Wednesday, July 02, 2008

Hillaballoo - July 19th - South London Songs

Plans are coming along nicely for the Hillaballoo event in and around Telegraph Hill Park on Saturday July 19th. Confirmed activities and events include a local history walk by Malcolm Bacchus (Telegraph Hill Society), a camera obscura, an arts and crafts fair, Brief Encounter film night, sculpture, photography and much more beside.

As mentioned before Transpontine is sponsoring an afternoon acoustic music event as part of Hillaballoo, themed around South London Songs. Local singers and musicians will be doing short sets, with all of them agreeing to sing at least one song that mentions a South London location. Confirmed to take part so far are:

- Ceri James - talented local singer/songwriter with his first album due to be released later this week.
- Little Devils - New Cross rhythm & blues
- Brockley Ukulele Group - after several months strumming in Cafe Brocca, BUG makes its eagerly anticipated public debut!
- Quaggy River Boys.
- and... er... Neil Transpontine.

The event is scheduled to take place from 2 p m to around 3:30 pm next to the park in Cafe Orange, Kitto Road, SE14 (subject to confirmation of music license). Admission will be free.

We could probably still squeeze in a couple more acts, so do get in touch if you're interested (you can use the email at top of blog or leave your details in the comments section).

Tuesday, July 01, 2008

The Fallen

The Man from Catford is apparently calling it a day. Shame, but we'll see... I've known a few people to retire from blogging whose addiction kicks back in sooner rather than later.

Meanwhile Slightly Lost in the World seems to have not only ceased posting but deleted the entire blog - the end of that particular gay cyclist perspective on Brockley life.

I can understand the sense of getting sick of it all and wanting to wipe away what you've written, especially if you've exposed more of yourself than you're comfortable with. But generally I hope that even if people decide to stop blogging they leave what they've written in the past up there - as a sometime historian I appreciate how useful these first hand primary sources might be to future historians trying to understand what people are doing and thinking today.

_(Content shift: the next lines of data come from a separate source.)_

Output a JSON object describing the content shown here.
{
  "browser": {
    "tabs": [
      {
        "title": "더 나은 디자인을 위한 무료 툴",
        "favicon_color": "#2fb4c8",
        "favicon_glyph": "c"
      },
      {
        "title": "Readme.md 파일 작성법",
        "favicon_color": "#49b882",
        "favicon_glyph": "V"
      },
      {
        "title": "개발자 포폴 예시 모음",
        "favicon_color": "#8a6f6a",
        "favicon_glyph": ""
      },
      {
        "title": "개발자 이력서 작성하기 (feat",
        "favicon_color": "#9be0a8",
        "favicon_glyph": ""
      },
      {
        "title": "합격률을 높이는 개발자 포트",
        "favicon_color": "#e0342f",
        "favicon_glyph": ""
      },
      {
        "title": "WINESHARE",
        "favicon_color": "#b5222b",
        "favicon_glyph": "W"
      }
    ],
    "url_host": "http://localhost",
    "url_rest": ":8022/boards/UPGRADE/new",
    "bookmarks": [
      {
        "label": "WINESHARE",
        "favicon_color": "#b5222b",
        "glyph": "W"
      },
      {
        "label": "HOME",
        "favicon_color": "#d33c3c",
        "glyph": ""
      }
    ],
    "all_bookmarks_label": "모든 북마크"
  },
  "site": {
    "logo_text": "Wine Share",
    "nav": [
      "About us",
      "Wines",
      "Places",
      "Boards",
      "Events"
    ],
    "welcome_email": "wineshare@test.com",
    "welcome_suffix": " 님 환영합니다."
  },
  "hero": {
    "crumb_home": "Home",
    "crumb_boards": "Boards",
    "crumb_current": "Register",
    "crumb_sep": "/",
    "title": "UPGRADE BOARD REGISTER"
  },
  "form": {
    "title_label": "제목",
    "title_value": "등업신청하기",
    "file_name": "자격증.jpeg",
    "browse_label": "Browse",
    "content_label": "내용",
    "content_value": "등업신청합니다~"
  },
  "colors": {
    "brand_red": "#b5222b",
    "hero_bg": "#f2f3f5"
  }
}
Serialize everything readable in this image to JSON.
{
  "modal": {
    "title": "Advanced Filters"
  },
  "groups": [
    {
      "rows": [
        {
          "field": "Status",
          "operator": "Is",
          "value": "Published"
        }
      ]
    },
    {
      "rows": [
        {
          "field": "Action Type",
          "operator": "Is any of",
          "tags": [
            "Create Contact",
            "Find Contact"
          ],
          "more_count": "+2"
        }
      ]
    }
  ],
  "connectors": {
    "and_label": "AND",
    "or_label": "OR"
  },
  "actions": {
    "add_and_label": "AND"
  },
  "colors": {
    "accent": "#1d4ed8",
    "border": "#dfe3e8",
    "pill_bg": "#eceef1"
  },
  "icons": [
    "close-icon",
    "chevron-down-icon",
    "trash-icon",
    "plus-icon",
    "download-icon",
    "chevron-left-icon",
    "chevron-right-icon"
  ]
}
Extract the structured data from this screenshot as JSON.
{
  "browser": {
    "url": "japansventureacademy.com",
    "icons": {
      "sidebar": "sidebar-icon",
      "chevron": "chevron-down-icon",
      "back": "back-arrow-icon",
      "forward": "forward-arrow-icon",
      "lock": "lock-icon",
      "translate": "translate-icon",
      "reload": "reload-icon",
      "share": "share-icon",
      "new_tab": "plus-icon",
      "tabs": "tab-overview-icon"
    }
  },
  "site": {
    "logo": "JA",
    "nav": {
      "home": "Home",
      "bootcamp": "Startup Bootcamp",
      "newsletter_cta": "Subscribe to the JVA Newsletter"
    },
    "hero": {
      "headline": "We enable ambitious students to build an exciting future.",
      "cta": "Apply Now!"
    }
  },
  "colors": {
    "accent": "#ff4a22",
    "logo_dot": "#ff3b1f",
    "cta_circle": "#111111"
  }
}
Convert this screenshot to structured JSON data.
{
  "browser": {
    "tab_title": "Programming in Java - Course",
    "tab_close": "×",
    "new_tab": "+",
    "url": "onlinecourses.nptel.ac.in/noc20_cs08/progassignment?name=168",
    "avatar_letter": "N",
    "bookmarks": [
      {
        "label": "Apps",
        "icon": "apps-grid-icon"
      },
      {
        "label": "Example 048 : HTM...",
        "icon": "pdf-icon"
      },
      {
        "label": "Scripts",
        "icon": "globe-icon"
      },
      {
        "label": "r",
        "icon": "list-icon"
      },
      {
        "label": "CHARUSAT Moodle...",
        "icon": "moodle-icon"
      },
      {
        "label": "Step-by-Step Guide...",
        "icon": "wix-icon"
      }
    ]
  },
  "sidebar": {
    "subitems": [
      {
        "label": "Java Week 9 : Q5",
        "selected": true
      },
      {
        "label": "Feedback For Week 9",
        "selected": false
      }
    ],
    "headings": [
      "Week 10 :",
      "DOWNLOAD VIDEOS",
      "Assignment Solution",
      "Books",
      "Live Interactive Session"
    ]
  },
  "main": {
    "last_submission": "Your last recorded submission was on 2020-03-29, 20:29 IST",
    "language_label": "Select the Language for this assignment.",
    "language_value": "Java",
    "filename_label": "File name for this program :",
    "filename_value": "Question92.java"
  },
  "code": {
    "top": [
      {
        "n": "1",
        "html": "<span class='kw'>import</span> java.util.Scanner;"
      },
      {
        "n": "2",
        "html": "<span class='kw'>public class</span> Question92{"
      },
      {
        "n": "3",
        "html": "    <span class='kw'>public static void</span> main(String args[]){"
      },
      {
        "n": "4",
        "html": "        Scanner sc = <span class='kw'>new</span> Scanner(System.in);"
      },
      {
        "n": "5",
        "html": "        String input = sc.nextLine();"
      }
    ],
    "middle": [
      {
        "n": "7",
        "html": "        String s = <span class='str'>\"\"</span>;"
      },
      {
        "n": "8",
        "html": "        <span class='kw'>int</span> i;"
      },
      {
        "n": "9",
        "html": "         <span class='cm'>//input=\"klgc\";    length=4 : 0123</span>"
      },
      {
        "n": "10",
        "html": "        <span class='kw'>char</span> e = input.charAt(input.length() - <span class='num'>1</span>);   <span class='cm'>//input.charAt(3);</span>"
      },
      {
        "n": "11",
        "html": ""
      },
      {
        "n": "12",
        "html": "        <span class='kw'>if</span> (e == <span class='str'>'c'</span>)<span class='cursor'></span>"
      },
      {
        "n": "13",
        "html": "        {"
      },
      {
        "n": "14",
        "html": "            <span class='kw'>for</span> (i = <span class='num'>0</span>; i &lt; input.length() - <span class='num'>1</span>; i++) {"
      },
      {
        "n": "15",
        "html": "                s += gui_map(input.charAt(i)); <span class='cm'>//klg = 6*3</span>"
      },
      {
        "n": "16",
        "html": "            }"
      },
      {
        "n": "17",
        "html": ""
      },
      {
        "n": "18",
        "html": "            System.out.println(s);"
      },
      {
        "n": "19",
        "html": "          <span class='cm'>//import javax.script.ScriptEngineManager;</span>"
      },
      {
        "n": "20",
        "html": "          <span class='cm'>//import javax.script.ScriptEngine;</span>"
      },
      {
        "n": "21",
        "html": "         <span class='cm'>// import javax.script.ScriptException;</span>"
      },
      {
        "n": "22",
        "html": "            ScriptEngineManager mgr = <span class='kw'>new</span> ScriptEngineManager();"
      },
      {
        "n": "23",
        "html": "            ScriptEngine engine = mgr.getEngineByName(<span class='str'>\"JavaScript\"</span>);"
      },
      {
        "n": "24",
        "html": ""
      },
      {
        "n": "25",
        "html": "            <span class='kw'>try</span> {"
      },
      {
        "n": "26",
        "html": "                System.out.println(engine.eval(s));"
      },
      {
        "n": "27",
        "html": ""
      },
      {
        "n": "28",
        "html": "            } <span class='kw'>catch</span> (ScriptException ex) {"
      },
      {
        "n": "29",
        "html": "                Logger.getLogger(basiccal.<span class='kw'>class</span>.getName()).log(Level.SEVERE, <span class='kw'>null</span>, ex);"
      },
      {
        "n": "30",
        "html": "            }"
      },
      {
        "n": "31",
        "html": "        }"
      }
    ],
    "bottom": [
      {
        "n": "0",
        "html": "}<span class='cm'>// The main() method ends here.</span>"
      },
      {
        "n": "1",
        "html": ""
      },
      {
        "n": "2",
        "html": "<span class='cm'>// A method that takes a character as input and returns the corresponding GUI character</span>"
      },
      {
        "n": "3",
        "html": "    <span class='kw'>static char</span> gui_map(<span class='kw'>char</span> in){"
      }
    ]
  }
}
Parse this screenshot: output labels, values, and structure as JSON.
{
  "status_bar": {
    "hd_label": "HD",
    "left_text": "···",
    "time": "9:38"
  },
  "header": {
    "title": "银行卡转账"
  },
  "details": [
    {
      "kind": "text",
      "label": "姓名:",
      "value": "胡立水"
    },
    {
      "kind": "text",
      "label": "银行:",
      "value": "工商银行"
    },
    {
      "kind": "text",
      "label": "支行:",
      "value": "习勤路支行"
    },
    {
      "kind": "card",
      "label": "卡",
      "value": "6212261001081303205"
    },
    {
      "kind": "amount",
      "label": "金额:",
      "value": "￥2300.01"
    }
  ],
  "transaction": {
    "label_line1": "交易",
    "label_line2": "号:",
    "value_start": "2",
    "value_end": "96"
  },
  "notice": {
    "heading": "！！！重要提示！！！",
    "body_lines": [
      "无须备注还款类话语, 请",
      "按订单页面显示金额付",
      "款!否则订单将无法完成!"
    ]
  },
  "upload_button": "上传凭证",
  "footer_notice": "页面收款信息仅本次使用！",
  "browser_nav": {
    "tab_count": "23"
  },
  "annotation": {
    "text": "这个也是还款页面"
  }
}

Anyway, I am sure that everything any of us have ever written online is cached somewhere - maybe it's an illusion that we can ever really delete anything.